"I believe so," he said with a shudder. "Can't hardly breathe."

Abigail looked down at Earl, and saw that his arm, his chest and his right leg had been hit. He might live, were it not for the shot to his chest; she expected that a lung had been hit. A thin line of blood had begun to trickle from his mouth.

"How do I fire this revolver, Earl?"

"Let me…" He attempted to get up, but crumpled under his own weight. "It's loaded and ready… aim and shoot. Don't let it kick you back."

Abigail leaned out from behind the tree and pointed the gun at the approaching band. Her eyes grew wide – there were at least thirty men.

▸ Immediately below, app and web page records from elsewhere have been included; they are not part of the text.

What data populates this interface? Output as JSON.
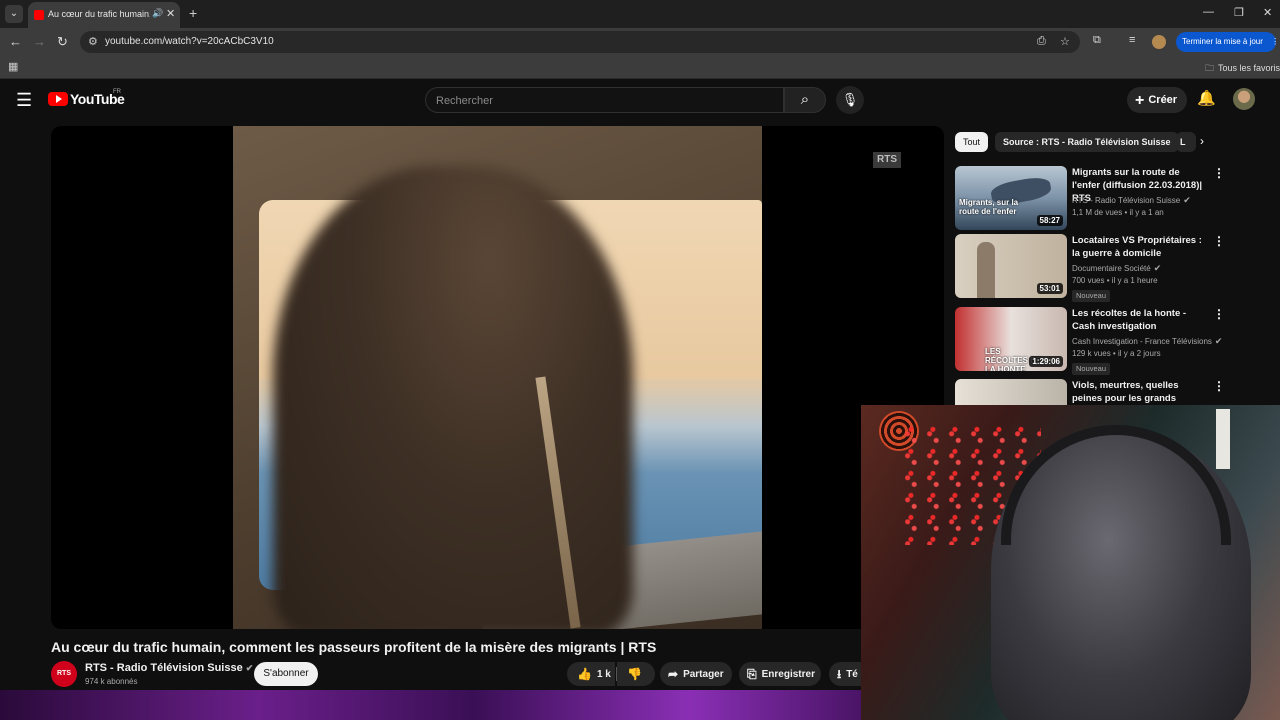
{
  "browser": {
    "tab_title": "Au cœur du trafic humain, c",
    "tab_audio_icon": "speaker-icon",
    "url": "youtube.com/watch?v=20cACbC3V10",
    "update_button": "Terminer la mise à jour",
    "all_bookmarks": "Tous les favoris"
  },
  "masthead": {
    "logo_text": "YouTube",
    "country_code": "FR",
    "search_placeholder": "Rechercher",
    "create_label": "Créer"
  },
  "player": {
    "watermark": "RTS"
  },
  "video": {
    "title": "Au cœur du trafic humain, comment les passeurs profitent de la misère des migrants | RTS",
    "channel_avatar": "RTS",
    "channel_name": "RTS - Radio Télévision Suisse",
    "subscribers": "974 k abonnés",
    "subscribe_label": "S'abonner",
    "likes": "1 k",
    "share_label": "Partager",
    "save_label": "Enregistrer",
    "download_label": "Té"
  },
  "sidebar": {
    "chips": [
      "Tout",
      "Source : RTS - Radio Télévision Suisse",
      "L"
    ],
    "recommendations": [
      {
        "title": "Migrants sur la route de l'enfer (diffusion 22.03.2018)| RTS",
        "channel": "RTS - Radio Télévision Suisse",
        "meta": "1,1 M de vues • il y a 1 an",
        "duration": "58:27",
        "thumb_text": "Migrants, sur la route de l'enfer",
        "badge": ""
      },
      {
        "title": "Locataires VS Propriétaires : la guerre à domicile",
        "channel": "Documentaire Société",
        "meta": "700 vues • il y a 1 heure",
        "duration": "53:01",
        "thumb_text": "",
        "badge": "Nouveau"
      },
      {
        "title": "Les récoltes de la honte - Cash investigation",
        "channel": "Cash Investigation - France Télévisions",
        "meta": "129 k vues • il y a 2 jours",
        "duration": "1:29:06",
        "thumb_text": "LES RÉCOLTES DE LA HONTE",
        "badge": "Nouveau"
      },
      {
        "title": "Viols, meurtres, quelles peines pour les grands assassins ? | ...",
        "channel": "",
        "meta": "",
        "duration": "",
        "thumb_text": "",
        "badge": ""
      }
    ]
  },
  "colors": {
    "background": "#0f0f0f",
    "youtube_red": "#ff0000",
    "update_blue": "#0b57d0",
    "pill_gray": "#272727"
  }
}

The entire posse was riding out for them; Marshal Jackson and his men were gone, every last one. She took aim as best she could, and pulled the trigger. She was almost knocked backwards, but she had anchored herself well and kept her footing. Not one of the bandits had fallen. She fired again. They were well within range, but she could not hit them. They kept coming; they would not stop. Hiding had been an idiotic plan.

Earl had begun to whimper in pain. Abigail looked down on him with something like disgust; why could he not fight like a man? She took another shot at the bandits, the closest of whom was now within ninety yards, and missed.

"God, God…" Earl had begun to say. Whether he was praying or cursing, Abigail couldn't tell. She dropped her arms to her sides and stared at her approaching fate. Her left hand brushed against a small lump at her side. She reached into her pocket and her fingers touched the wooden angel, their lucky charm. She looked again at the riders, and it suddenly occurred to her that this would not be the end. This was a band of murderers, liars, and thieves: violators of every law of decency that existed. They would not shoot her down like a dog in the street, not yet, anyway. Her fate, she realized, would be much worse than that. Without a word, Abigail turned to Earl, raised the revolver, and shot him in the head. It was an act of mercy.

The bandits were within ten yards, and Abigail's eyes filled with hot tears that blurred her vision. She tried to raise the gun with one hand, but had to use two; she pressed the cold metal barrel against her right temple. She exhaled; the breath was long and slow, and for a moment it was the only thing she could hear. Then, click.

Abigail opened her eyes. She had run out of bullets.